- presents as a false victim when outwitted
Bush, who was drilled in corporate style while earning his MBA at Harvard, prefers his days to be structured.
- is fastidious, often has an unhealthy obsession with cleanliness or orderliness
Bush has imposed an almost military discipline on himself.
- finds ritual important and comforting, and frequently indulges in ritual and ritualistic activity
He understands that he is the one person in the country, in this case really the one person in the world, who has a responsibility to protect and defend freedom.
- is selfish and acts out of self-interest, self-aggrandizement and self-preservation at all times; everything can be traced back to the self
- is convinced of their superiority and has an overbearing belief in their qualities of leadership but cannot distinguish between leadership (maturity, decisiveness, assertiveness, co-operation, trust, integrity) and bullying (immaturity, impulsiveness, aggression, manipulation, distrust, deceitfulness)
- wraps himself or herself in a flag or tradition and usurps others' objectives, thereby nurturing compliance, reverence, deference, endorsement and obeisance; however, such veneration and allegiance is divisive, being a corruption for personal power which exhibits itself through the establishment of a clique, coterie, cabal, faction, or gang
Of course this is all simply anecdotal evidence that our Commander in Chief is certifiable, but there is one more distinguishing test that Dr. Hare uses to determine if someone is indeed a psychopath:
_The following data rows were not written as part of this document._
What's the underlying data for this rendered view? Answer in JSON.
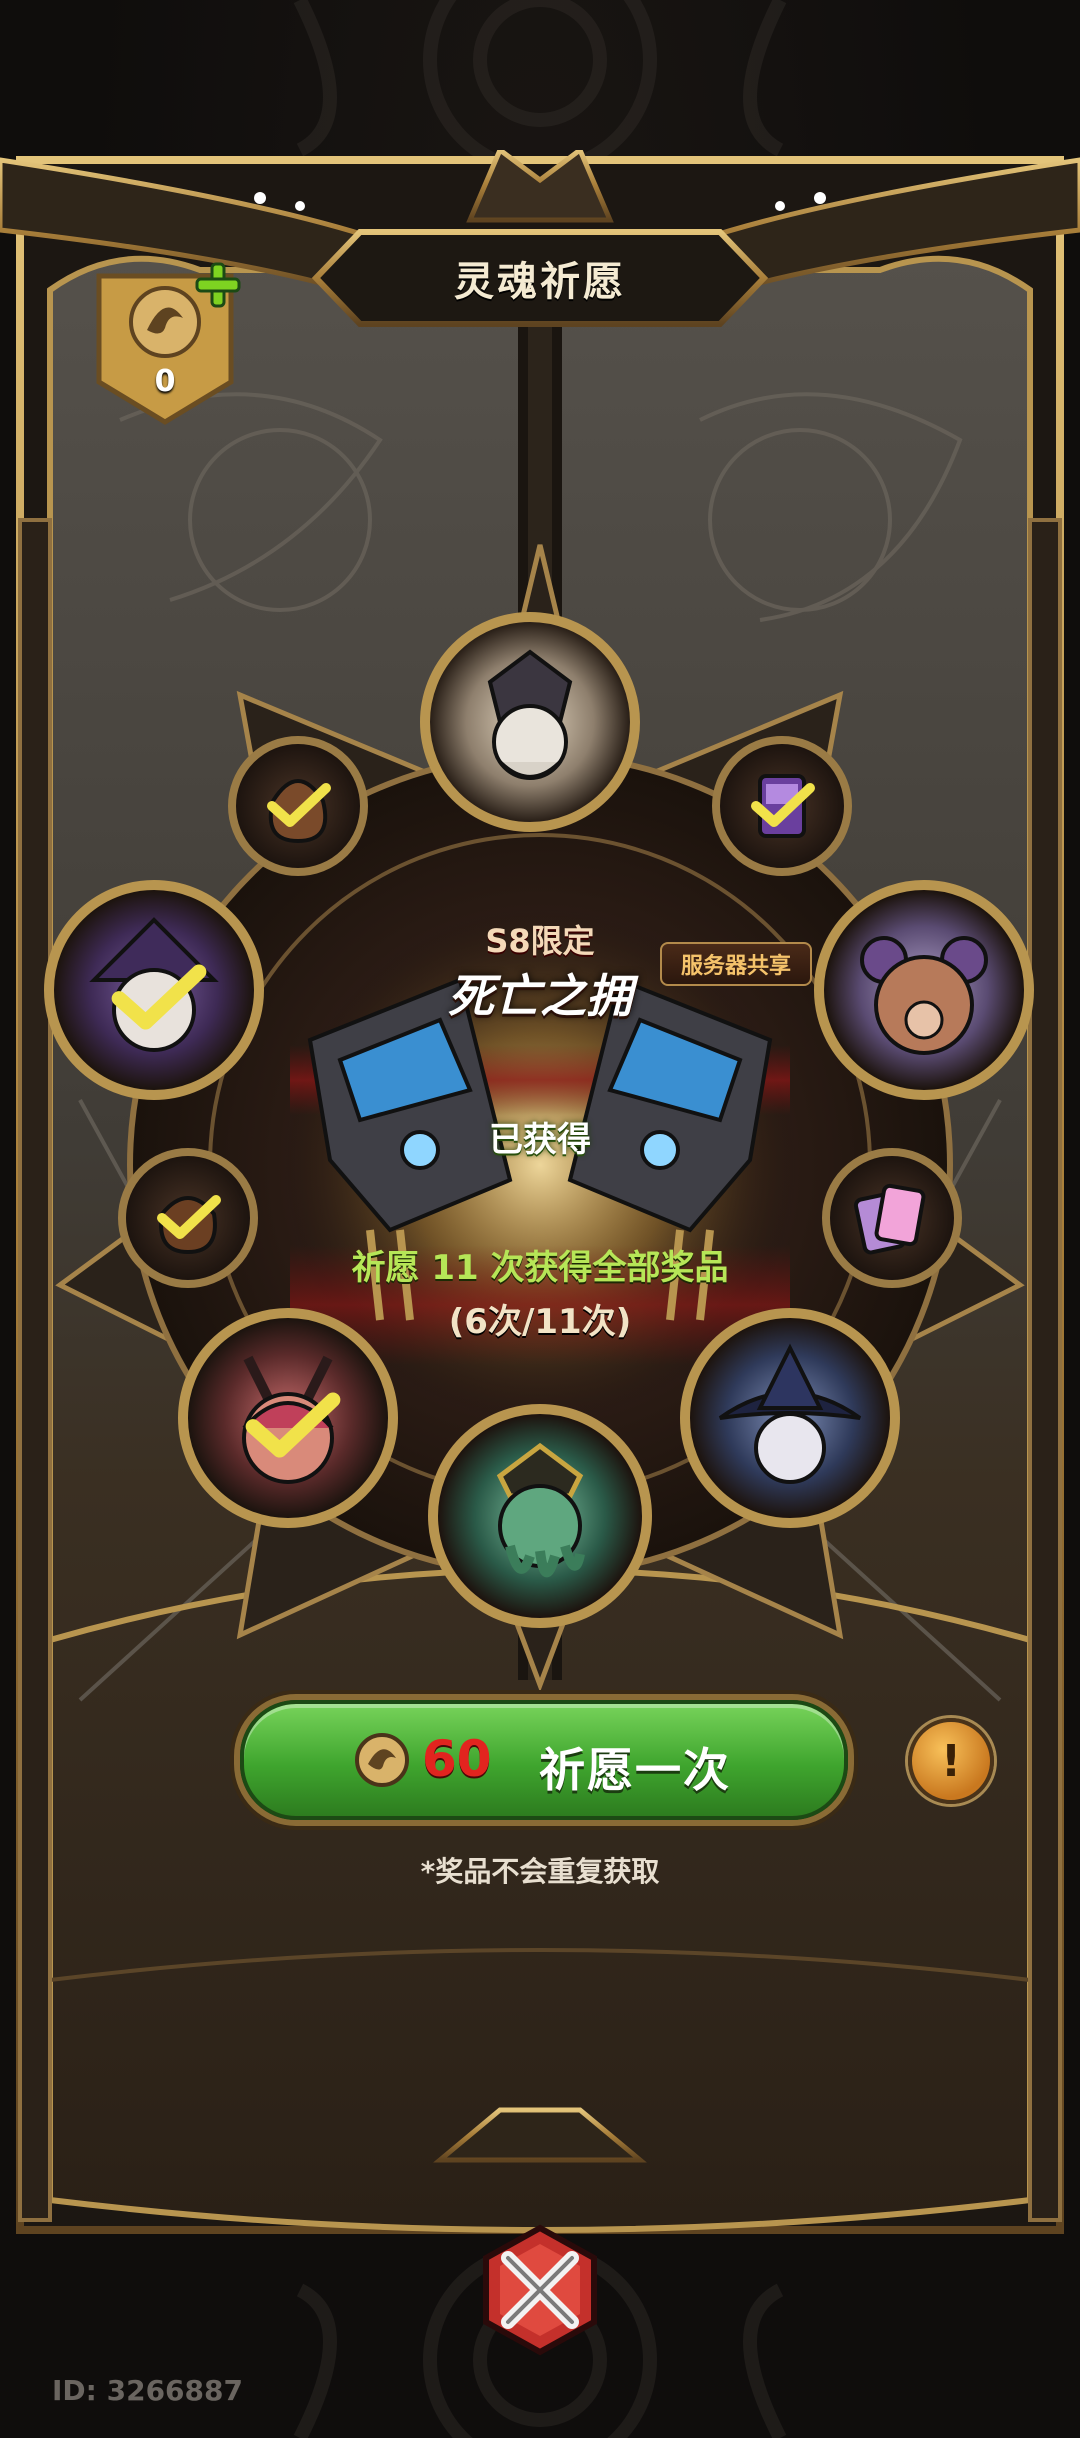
{
  "panel": {
    "title": "灵魂祈愿"
  },
  "currency": {
    "count": "0",
    "icon": "soul-coin-icon",
    "add_icon": "plus-icon"
  },
  "featured": {
    "season_label": "S8限定",
    "name": "死亡之拥",
    "server_tag": "服务器共享",
    "status": "已获得"
  },
  "progress": {
    "text": "祈愿 11 次获得全部奖品",
    "count": "(6次/11次)",
    "done": 6,
    "total": 11
  },
  "rewards": [
    {
      "name": "reward-top-hero",
      "icon": "horned-knight-hero-icon",
      "obtained": false
    },
    {
      "name": "reward-upper-left-small",
      "icon": "pouch-icon",
      "obtained": true
    },
    {
      "name": "reward-upper-right-small",
      "icon": "purple-card-icon",
      "obtained": true
    },
    {
      "name": "reward-left-hero",
      "icon": "witch-hero-icon",
      "obtained": true
    },
    {
      "name": "reward-right-hero",
      "icon": "bear-hero-icon",
      "obtained": false
    },
    {
      "name": "reward-mid-left-small",
      "icon": "bag-icon",
      "obtained": true
    },
    {
      "name": "reward-mid-right-small",
      "icon": "card-pack-icon",
      "obtained": false
    },
    {
      "name": "reward-lower-left-hero",
      "icon": "horned-girl-hero-icon",
      "obtained": true
    },
    {
      "name": "reward-lower-right-hero",
      "icon": "wizard-hero-icon",
      "obtained": false
    },
    {
      "name": "reward-bottom-hero",
      "icon": "tentacle-hero-icon",
      "obtained": false
    }
  ],
  "wish_button": {
    "cost": "60",
    "label": "祈愿一次",
    "cost_color": "#e2241f"
  },
  "info_button": {
    "glyph": "!"
  },
  "note": "*奖品不会重复获取",
  "close_icon": "close-x-icon",
  "player_id": "ID: 3266887",
  "colors": {
    "gold": "#b8954f",
    "green_button": "#3fa52e",
    "progress_green": "#b6e657"
  }
}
Babiak certainly counsels caution. Being psychopathic is not a sin, let alone a ground on its own for dismissal. But underpinning the PCL-R is hard science, hard to ignore. Before he published it, Hare performed two now-famous studies which suggest that psychopaths really are different from the rest of us. In the first, subjects were told to watch a timer counting down to zero, at which point they felt a harmless but painful electric shock. Non-psychopaths showed mounting anxiety and fear. Psychopaths didn't even sweat.
Could Bush's jocular demeanor, his "Feel good" as he prepared to declare war fit this description?
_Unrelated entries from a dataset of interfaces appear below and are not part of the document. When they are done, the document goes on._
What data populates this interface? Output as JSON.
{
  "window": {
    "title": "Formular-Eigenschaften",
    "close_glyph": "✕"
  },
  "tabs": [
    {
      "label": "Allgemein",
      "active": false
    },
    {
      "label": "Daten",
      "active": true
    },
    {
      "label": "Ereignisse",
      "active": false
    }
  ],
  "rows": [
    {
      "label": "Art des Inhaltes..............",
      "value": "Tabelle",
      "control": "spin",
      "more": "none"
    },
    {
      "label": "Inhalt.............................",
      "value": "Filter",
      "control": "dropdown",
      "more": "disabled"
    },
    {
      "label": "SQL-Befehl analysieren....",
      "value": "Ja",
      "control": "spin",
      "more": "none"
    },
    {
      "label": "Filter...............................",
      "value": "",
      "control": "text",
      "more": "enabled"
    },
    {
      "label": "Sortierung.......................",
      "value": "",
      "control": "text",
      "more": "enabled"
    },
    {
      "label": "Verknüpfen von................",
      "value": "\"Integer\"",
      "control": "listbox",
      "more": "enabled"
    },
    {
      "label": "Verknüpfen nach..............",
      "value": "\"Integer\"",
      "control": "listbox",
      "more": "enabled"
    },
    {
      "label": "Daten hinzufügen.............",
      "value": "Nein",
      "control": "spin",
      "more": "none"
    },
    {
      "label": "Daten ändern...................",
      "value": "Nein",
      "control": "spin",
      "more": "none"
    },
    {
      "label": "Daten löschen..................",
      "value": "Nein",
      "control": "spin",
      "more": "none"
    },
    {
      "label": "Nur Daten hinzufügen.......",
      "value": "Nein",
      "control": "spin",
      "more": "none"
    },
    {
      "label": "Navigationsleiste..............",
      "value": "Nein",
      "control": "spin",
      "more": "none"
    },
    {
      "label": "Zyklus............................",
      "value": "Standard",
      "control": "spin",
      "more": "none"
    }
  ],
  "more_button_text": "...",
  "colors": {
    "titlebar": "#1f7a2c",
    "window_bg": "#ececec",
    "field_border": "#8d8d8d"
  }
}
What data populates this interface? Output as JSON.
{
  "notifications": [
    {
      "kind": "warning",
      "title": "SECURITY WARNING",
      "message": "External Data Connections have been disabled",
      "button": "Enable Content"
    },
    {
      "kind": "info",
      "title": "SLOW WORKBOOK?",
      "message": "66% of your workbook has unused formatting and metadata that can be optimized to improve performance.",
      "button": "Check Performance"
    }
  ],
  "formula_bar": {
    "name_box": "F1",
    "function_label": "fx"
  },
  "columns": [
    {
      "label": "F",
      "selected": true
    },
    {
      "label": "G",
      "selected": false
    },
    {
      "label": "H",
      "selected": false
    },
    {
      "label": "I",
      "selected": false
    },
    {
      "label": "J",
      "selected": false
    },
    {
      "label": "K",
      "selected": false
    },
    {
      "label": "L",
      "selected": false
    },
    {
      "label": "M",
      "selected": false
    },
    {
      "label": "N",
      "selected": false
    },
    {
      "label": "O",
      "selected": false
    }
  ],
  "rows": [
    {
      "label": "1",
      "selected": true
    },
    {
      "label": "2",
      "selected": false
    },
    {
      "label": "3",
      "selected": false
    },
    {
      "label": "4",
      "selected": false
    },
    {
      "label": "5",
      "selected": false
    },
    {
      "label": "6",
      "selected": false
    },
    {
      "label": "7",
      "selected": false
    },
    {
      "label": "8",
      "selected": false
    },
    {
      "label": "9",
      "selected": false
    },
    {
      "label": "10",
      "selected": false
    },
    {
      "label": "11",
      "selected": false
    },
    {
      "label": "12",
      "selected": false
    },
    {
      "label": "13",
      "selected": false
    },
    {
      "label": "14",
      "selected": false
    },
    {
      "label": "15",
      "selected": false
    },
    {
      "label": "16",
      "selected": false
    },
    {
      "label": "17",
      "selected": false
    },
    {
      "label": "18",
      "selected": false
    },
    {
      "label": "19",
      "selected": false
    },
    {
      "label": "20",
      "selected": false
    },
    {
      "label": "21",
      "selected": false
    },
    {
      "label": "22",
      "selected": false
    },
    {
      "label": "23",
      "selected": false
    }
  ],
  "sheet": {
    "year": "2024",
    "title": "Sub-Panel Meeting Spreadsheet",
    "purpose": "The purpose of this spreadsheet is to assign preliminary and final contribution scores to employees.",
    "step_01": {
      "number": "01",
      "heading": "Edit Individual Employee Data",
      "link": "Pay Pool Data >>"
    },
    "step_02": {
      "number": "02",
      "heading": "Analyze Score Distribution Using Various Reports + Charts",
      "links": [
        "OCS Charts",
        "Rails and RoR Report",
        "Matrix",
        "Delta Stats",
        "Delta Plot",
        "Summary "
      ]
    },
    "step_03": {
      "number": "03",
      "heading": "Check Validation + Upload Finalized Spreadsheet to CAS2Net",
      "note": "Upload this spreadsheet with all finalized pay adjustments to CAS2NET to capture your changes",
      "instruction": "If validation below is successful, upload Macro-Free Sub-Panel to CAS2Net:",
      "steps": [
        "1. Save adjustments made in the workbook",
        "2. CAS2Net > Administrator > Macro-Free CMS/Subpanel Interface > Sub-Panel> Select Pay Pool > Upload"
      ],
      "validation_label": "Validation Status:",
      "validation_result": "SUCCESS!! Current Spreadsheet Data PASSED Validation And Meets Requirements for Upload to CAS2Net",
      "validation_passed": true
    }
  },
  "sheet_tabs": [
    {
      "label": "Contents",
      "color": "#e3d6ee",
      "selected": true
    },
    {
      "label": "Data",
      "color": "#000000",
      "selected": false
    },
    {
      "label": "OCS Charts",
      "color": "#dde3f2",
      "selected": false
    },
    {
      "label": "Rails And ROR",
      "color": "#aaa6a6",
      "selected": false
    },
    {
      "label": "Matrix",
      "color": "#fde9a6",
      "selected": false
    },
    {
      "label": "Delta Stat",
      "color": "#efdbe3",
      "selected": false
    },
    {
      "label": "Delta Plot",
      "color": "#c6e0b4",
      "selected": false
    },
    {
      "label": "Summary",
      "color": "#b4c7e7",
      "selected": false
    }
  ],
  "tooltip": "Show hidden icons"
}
In the second, the two groups had their brain activity and response time measured when asked to react to groups of letters, some forming words, some not. Words such as "rape" and "cancer" triggered mental jolts in non-psychopaths. In psychopaths they triggered precisely nothing.
In the absence of such word association games lets instead look back to the morning of 9/11/01. The president is reading to a class when one of his aids approaches and whispers to him that the WTC towers have both just been struck with hijacked airliners. The towers are burning out of control and thousand are presumed dead in the worst terrorist act ever committed on American soil. With zero visible reaction, from a man who is serially unable to hide his emotions (think smirk), the president immediately goes back to and spends the next half hour reading to the class.
People read this stuff and suddenly everyone around them is a psychopath. They pick up on three or four of the characteristics and say "yeah, he's one." But it's not like that. It's a medical syndrome. You've got to have the whole package."
Being a psychopath is not something that ordinary people aspire to, but neither does it have to involve face-eating cannibalism (Hannibal Lecter probably wasn't a psychopath at all). The central qualification is to show no conscience; to fail to empathize.
They reveled in risk, took no account of its potential cost to others or themselves, and rose to power during a time of chaos and upheaval.
Are we there yet?
digby 4/04/2003 12:17:00 PM